ACTION ITEM:
The answer must reproduce all of the data below exactly and contain no images.

Data records for software interfaces:
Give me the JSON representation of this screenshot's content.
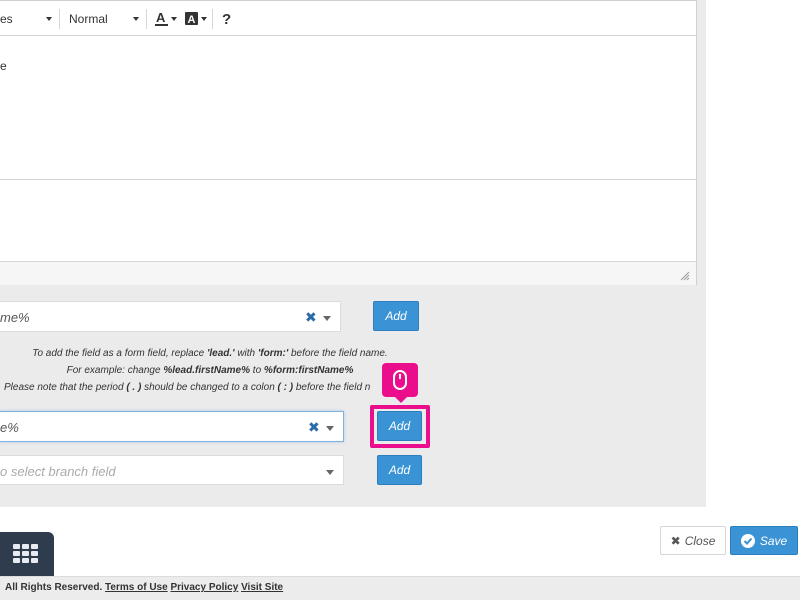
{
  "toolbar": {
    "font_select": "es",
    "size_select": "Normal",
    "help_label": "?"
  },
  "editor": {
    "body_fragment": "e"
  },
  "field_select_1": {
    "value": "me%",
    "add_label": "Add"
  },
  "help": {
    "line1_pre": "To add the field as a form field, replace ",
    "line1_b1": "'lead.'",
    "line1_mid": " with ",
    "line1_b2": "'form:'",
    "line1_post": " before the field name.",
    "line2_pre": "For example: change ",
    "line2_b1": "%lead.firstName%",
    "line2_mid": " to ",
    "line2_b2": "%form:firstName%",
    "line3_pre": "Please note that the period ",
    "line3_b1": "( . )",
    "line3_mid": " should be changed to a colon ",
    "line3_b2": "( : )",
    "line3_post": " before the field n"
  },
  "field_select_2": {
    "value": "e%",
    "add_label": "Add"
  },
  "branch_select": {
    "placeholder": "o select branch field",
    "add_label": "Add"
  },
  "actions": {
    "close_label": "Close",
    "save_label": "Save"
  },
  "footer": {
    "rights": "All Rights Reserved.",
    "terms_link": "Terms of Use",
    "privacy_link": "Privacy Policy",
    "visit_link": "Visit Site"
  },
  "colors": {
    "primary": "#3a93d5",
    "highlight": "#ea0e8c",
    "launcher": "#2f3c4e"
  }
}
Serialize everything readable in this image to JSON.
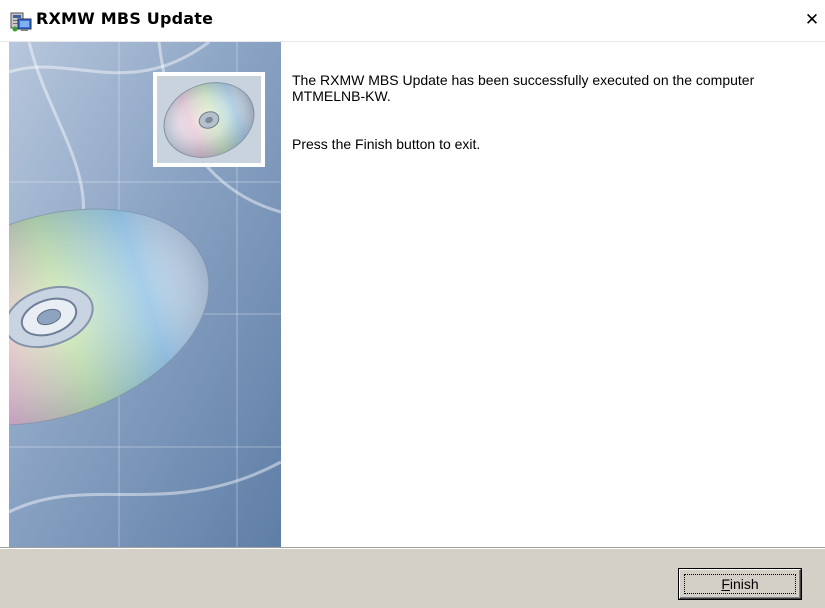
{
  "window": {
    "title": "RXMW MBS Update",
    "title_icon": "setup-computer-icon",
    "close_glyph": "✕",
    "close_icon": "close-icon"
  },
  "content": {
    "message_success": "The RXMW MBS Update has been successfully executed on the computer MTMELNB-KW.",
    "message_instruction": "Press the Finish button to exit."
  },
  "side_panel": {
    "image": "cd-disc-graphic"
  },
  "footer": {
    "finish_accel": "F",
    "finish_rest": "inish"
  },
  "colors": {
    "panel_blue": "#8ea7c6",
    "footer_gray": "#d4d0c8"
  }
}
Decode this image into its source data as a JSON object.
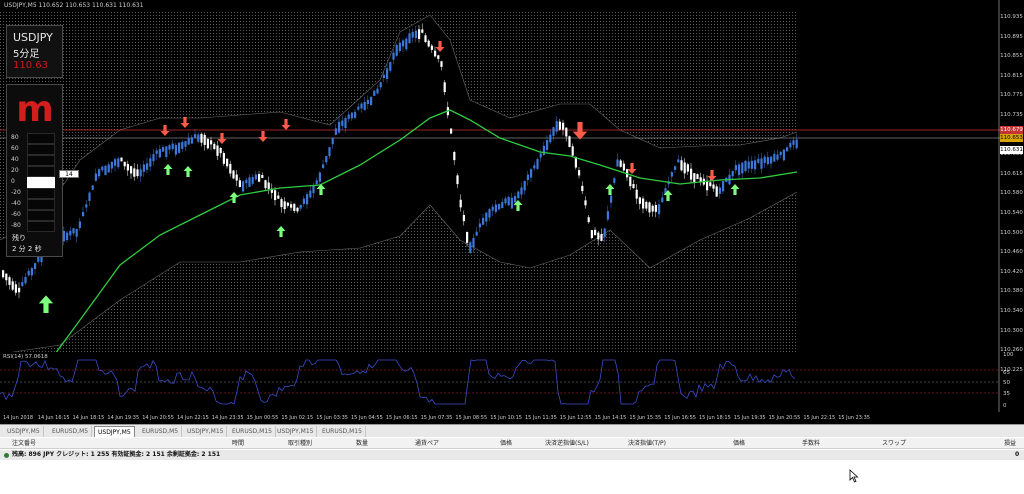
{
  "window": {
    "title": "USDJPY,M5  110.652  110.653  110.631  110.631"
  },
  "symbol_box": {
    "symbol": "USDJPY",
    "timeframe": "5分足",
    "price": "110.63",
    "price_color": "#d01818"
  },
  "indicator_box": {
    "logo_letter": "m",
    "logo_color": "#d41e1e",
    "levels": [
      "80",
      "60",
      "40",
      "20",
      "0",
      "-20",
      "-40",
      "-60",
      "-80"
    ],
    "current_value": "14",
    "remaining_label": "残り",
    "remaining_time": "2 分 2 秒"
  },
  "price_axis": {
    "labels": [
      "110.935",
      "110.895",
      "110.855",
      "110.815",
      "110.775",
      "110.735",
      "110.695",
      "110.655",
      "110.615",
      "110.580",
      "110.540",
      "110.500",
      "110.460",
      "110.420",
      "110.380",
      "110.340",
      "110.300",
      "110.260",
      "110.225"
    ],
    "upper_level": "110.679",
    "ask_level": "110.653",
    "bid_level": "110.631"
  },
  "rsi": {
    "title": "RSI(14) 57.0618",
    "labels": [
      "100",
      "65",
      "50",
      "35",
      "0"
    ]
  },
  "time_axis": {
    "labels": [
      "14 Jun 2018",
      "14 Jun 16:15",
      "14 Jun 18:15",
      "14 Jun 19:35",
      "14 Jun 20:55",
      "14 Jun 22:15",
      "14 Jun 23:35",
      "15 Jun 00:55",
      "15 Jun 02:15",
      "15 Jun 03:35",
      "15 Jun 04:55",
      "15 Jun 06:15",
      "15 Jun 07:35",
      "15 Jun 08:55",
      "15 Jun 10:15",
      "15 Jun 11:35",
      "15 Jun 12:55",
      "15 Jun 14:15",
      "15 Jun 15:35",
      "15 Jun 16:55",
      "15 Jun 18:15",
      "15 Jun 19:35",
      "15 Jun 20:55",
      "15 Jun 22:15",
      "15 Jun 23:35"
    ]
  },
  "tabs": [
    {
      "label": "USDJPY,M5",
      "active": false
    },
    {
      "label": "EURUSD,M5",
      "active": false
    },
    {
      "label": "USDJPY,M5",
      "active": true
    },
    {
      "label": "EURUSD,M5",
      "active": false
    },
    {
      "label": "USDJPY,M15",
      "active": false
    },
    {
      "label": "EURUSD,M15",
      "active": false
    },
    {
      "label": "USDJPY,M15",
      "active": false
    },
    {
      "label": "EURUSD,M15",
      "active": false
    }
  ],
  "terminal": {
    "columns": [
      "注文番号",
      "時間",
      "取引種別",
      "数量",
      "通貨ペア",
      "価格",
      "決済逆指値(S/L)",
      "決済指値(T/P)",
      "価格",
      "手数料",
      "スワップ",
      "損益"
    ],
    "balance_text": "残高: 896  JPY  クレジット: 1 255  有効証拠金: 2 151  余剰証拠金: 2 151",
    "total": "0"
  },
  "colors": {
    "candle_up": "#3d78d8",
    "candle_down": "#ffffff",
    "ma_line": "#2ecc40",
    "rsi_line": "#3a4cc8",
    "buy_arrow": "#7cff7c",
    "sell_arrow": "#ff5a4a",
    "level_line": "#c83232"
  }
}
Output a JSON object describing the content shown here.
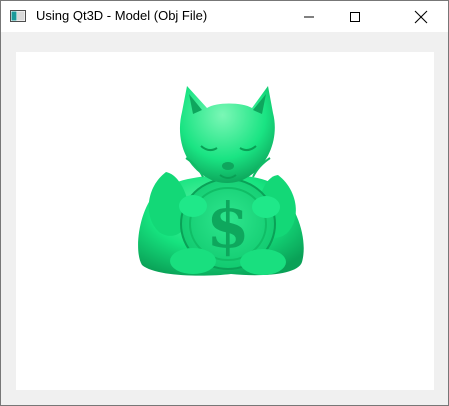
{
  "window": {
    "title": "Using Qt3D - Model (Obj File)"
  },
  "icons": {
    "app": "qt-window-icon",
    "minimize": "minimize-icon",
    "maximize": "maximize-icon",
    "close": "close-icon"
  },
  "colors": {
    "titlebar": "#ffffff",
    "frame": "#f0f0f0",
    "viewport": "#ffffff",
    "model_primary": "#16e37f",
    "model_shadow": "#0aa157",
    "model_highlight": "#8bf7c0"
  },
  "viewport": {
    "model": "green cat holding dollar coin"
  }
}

WRITTEN RESPONSE:
Give me the JSON representation of this screenshot's content.
{
  "toolbar": {
    "font_select": "es",
    "size_select": "Normal",
    "help_label": "?"
  },
  "editor": {
    "body_fragment": "e"
  },
  "field_select_1": {
    "value": "me%",
    "add_label": "Add"
  },
  "help": {
    "line1_pre": "To add the field as a form field, replace ",
    "line1_b1": "'lead.'",
    "line1_mid": " with ",
    "line1_b2": "'form:'",
    "line1_post": " before the field name.",
    "line2_pre": "For example: change ",
    "line2_b1": "%lead.firstName%",
    "line2_mid": " to ",
    "line2_b2": "%form:firstName%",
    "line3_pre": "Please note that the period ",
    "line3_b1": "( . )",
    "line3_mid": " should be changed to a colon ",
    "line3_b2": "( : )",
    "line3_post": " before the field n"
  },
  "field_select_2": {
    "value": "e%",
    "add_label": "Add"
  },
  "branch_select": {
    "placeholder": "o select branch field",
    "add_label": "Add"
  },
  "actions": {
    "close_label": "Close",
    "save_label": "Save"
  },
  "footer": {
    "rights": "All Rights Reserved.",
    "terms_link": "Terms of Use",
    "privacy_link": "Privacy Policy",
    "visit_link": "Visit Site"
  },
  "colors": {
    "primary": "#3a93d5",
    "highlight": "#ea0e8c",
    "launcher": "#2f3c4e"
  }
}
Serialize everything readable in this image to JSON.
{
  "window": {
    "title": "RXMW MBS Update",
    "title_icon": "setup-computer-icon",
    "close_glyph": "✕",
    "close_icon": "close-icon"
  },
  "content": {
    "message_success": "The RXMW MBS Update has been successfully executed on the computer MTMELNB-KW.",
    "message_instruction": "Press the Finish button to exit."
  },
  "side_panel": {
    "image": "cd-disc-graphic"
  },
  "footer": {
    "finish_accel": "F",
    "finish_rest": "inish"
  },
  "colors": {
    "panel_blue": "#8ea7c6",
    "footer_gray": "#d4d0c8"
  }
}
Decode this image into its source data as a JSON object.
{
  "window": {
    "title": "USDJPY,M5  110.652  110.653  110.631  110.631"
  },
  "symbol_box": {
    "symbol": "USDJPY",
    "timeframe": "5分足",
    "price": "110.63",
    "price_color": "#d01818"
  },
  "indicator_box": {
    "logo_letter": "m",
    "logo_color": "#d41e1e",
    "levels": [
      "80",
      "60",
      "40",
      "20",
      "0",
      "-20",
      "-40",
      "-60",
      "-80"
    ],
    "current_value": "14",
    "remaining_label": "残り",
    "remaining_time": "2 分 2 秒"
  },
  "price_axis": {
    "labels": [
      "110.935",
      "110.895",
      "110.855",
      "110.815",
      "110.775",
      "110.735",
      "110.695",
      "110.655",
      "110.615",
      "110.580",
      "110.540",
      "110.500",
      "110.460",
      "110.420",
      "110.380",
      "110.340",
      "110.300",
      "110.260",
      "110.225"
    ],
    "upper_level": "110.679",
    "ask_level": "110.653",
    "bid_level": "110.631"
  },
  "rsi": {
    "title": "RSI(14) 57.0618",
    "labels": [
      "100",
      "65",
      "50",
      "35",
      "0"
    ]
  },
  "time_axis": {
    "labels": [
      "14 Jun 2018",
      "14 Jun 16:15",
      "14 Jun 18:15",
      "14 Jun 19:35",
      "14 Jun 20:55",
      "14 Jun 22:15",
      "14 Jun 23:35",
      "15 Jun 00:55",
      "15 Jun 02:15",
      "15 Jun 03:35",
      "15 Jun 04:55",
      "15 Jun 06:15",
      "15 Jun 07:35",
      "15 Jun 08:55",
      "15 Jun 10:15",
      "15 Jun 11:35",
      "15 Jun 12:55",
      "15 Jun 14:15",
      "15 Jun 15:35",
      "15 Jun 16:55",
      "15 Jun 18:15",
      "15 Jun 19:35",
      "15 Jun 20:55",
      "15 Jun 22:15",
      "15 Jun 23:35"
    ]
  },
  "tabs": [
    {
      "label": "USDJPY,M5",
      "active": false
    },
    {
      "label": "EURUSD,M5",
      "active": false
    },
    {
      "label": "USDJPY,M5",
      "active": true
    },
    {
      "label": "EURUSD,M5",
      "active": false
    },
    {
      "label": "USDJPY,M15",
      "active": false
    },
    {
      "label": "EURUSD,M15",
      "active": false
    },
    {
      "label": "USDJPY,M15",
      "active": false
    },
    {
      "label": "EURUSD,M15",
      "active": false
    }
  ],
  "terminal": {
    "columns": [
      "注文番号",
      "時間",
      "取引種別",
      "数量",
      "通貨ペア",
      "価格",
      "決済逆指値(S/L)",
      "決済指値(T/P)",
      "価格",
      "手数料",
      "スワップ",
      "損益"
    ],
    "balance_text": "残高: 896  JPY  クレジット: 1 255  有効証拠金: 2 151  余剰証拠金: 2 151",
    "total": "0"
  },
  "colors": {
    "candle_up": "#3d78d8",
    "candle_down": "#ffffff",
    "ma_line": "#2ecc40",
    "rsi_line": "#3a4cc8",
    "buy_arrow": "#7cff7c",
    "sell_arrow": "#ff5a4a",
    "level_line": "#c83232"
  }
}
Output a JSON object describing the content shown here.
{
  "window": {
    "title": "Using Qt3D - Model (Obj File)"
  },
  "icons": {
    "app": "qt-window-icon",
    "minimize": "minimize-icon",
    "maximize": "maximize-icon",
    "close": "close-icon"
  },
  "colors": {
    "titlebar": "#ffffff",
    "frame": "#f0f0f0",
    "viewport": "#ffffff",
    "model_primary": "#16e37f",
    "model_shadow": "#0aa157",
    "model_highlight": "#8bf7c0"
  },
  "viewport": {
    "model": "green cat holding dollar coin"
  }
}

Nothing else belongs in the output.